Instagram allows prison wives to find likeminded people, free from judgement. Yet the accounts can also be incredibly informative to outsiders. By using the “When…” format, memes provide a detailed insight into the lives of prison wives. “When you’re kissing baby towards the beginning/end of the visit and the CO yells ‘enough’,” reads one. “When you check your phone and see… not only did you miss 1 call, you missed two,” is the caption on an image of a crying child.

 

A post shared by doing time too (@doingtimetoo) on

“Nobody understands this long distance, no physical intimacy, and then the added stresses of dealing with prison politics, corrupt guards, and the worry of riots, lock downs, and retaliation like women who are living through the same thing,” says Makenzie. Yet thanks to these Instagram accounts, outsiders do have an opportunity to understand.

For prison wives, memes are an easy and fast way to talk about a topic that many deem taboo. The fact that Jemma and Makenzie wished to communicate with me over email, and the fact many more prison wives didn’t want to speak to me at all, shows how difficult it can be to talk about these issues. For many, memes are just a bit of fun. For prison wives, they can be a lifeline.

 

A post shared by doing time too (@doingtimetoo) on

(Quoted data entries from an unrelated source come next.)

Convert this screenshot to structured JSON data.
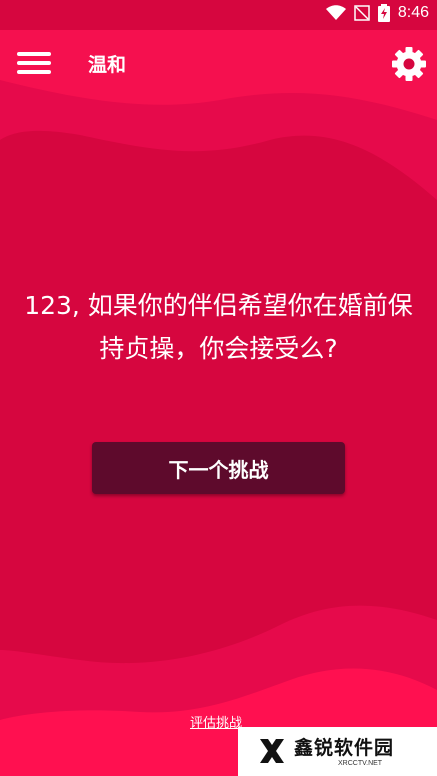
{
  "status": {
    "time": "8:46"
  },
  "header": {
    "title": "温和"
  },
  "question": {
    "text": "123, 如果你的伴侣希望你在婚前保持贞操，你会接受么?"
  },
  "next_button": {
    "label": "下一个挑战"
  },
  "rate_link": {
    "label": "评估挑战"
  },
  "watermark": {
    "title": "鑫锐软件园",
    "subtitle": "XRCCTV.NET"
  },
  "colors": {
    "background": "#d6063f",
    "accent_wave": "#ff1050",
    "button": "#5e0a2c"
  }
}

 “None of us enjoy prison visits or being treated like we are criminals ourselves. We don't enjoy waiting for phone calls that never arrive or having to deal with situations all on our own but if we can laugh about it, that’s something,” explains Jemma.

“Memes allow us all to laugh at the situations we are in, rather than cry.”

Amelia Tait is a technology and digital culture writer at the New Statesman.

This article first appeared in the 05 July 2010 issue of the New Statesman, The cult of the generals